One of the things Kate says about her time at university is that “I count my time at university as precious not just because it is where I hatched [from a grub, as she characterises her teenage years], but because it is where I made the friendships that have accompanied me ever since.” One of the upsides of moving round the world is that it forces you into situations of similar type intensity to those university days – a survive, make friends or die type mentality, so I have been blessed in that I have continued to make great friends in life, but in the end it is the university and school friends who tend to get the middle of the night hysterical phone call or to whom I can admit that I have just eaten a whole packet of Cadbury’s mini-eggs and am now lurching round the kitchen like a Labrador that has committed a similar transgression.
Perhaps I actually was a Labrador in a previous life as I’m obviously very prone to wanting to bound up to people saying ‘Be my friend’ and metaphorically nuzzling around their knees – though obviously giving the sniffing their groin a miss.
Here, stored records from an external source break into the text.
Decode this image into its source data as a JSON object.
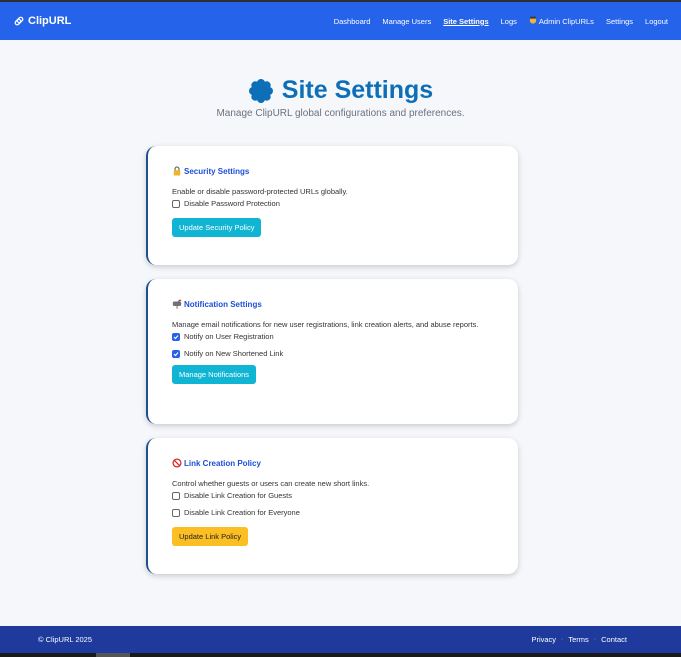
{
  "brand": {
    "name": "ClipURL",
    "icon": "paperclip-icon"
  },
  "nav": {
    "items": [
      {
        "label": "Dashboard",
        "active": false
      },
      {
        "label": "Manage Users",
        "active": false
      },
      {
        "label": "Site Settings",
        "active": true
      },
      {
        "label": "Logs",
        "active": false
      },
      {
        "label": "Admin ClipURLs",
        "active": false,
        "icon": "admin-emoji-icon"
      },
      {
        "label": "Settings",
        "active": false
      },
      {
        "label": "Logout",
        "active": false
      }
    ]
  },
  "header": {
    "title": "Site Settings",
    "title_icon": "gear-icon",
    "subtitle": "Manage ClipURL global configurations and preferences."
  },
  "security": {
    "title": "Security Settings",
    "icon": "lock-icon",
    "description": "Enable or disable password-protected URLs globally.",
    "options": [
      {
        "label": "Disable Password Protection",
        "checked": false
      }
    ],
    "button": "Update Security Policy"
  },
  "notifications": {
    "title": "Notification Settings",
    "icon": "mailbox-icon",
    "description": "Manage email notifications for new user registrations, link creation alerts, and abuse reports.",
    "options": [
      {
        "label": "Notify on User Registration",
        "checked": true
      },
      {
        "label": "Notify on New Shortened Link",
        "checked": true
      }
    ],
    "button": "Manage Notifications"
  },
  "link_policy": {
    "title": "Link Creation Policy",
    "icon": "prohibited-icon",
    "description": "Control whether guests or users can create new short links.",
    "options": [
      {
        "label": "Disable Link Creation for Guests",
        "checked": false
      },
      {
        "label": "Disable Link Creation for Everyone",
        "checked": false
      }
    ],
    "button": "Update Link Policy"
  },
  "footer": {
    "copyright": "© ClipURL 2025",
    "links": [
      "Privacy",
      "Terms",
      "Contact"
    ],
    "separator": "·"
  },
  "colors": {
    "navbar": "#2563eb",
    "footer": "#1e3a9c",
    "title": "#0d6fb8",
    "card_title": "#1d4ed8",
    "button_primary": "#11b5d4",
    "button_warning": "#fbbf24",
    "checkbox_checked": "#2563eb"
  }
}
Having just read J K Rowling’s address to Harvard Graduates in 2008 - (missed it at the time but it is just doing the rounds on Facebook a mere eight years later), she is clearly going on the list too as yet another inspirational and funny woman who seems to speak for me, and to me, but who also I feel wouldn’t be averse to a gingernut dunked in a mug of tea.
Before I get too carried away with my new all female fantasy friendship group, I should add the person who started me off on the wanting complete strangers, who take my fancy, as friends kick, which is now how I typify people who I admire and who make me laugh, was Jimmy Mulville, after I heard him on Desert Island Discs http://www.bbc.co.uk/programmes/b00t613s
Regardless of the rain outside and my bizarre Labrador like tendencies to want to be friends with the outstanding who cross my path, in print or on radio, what I should be reflecting on is how lucky I am like Kate Gross, to have so many outstanding friends in my life already, who do inspire and make me laugh on a daily basis, so this is a reminder to myself to cherish them and always to have a packet of biscuits or a bottle of wine handy in case they drop in.
PS Belatedly I realise the title for this post was stolen from the titles of two books by Alison Lurie, the American novelist, who is definitely on the list of desired friends, though such is the level of my admiration for her, I am not sure I would actually be able to utter a word were I ever to come face to face with her.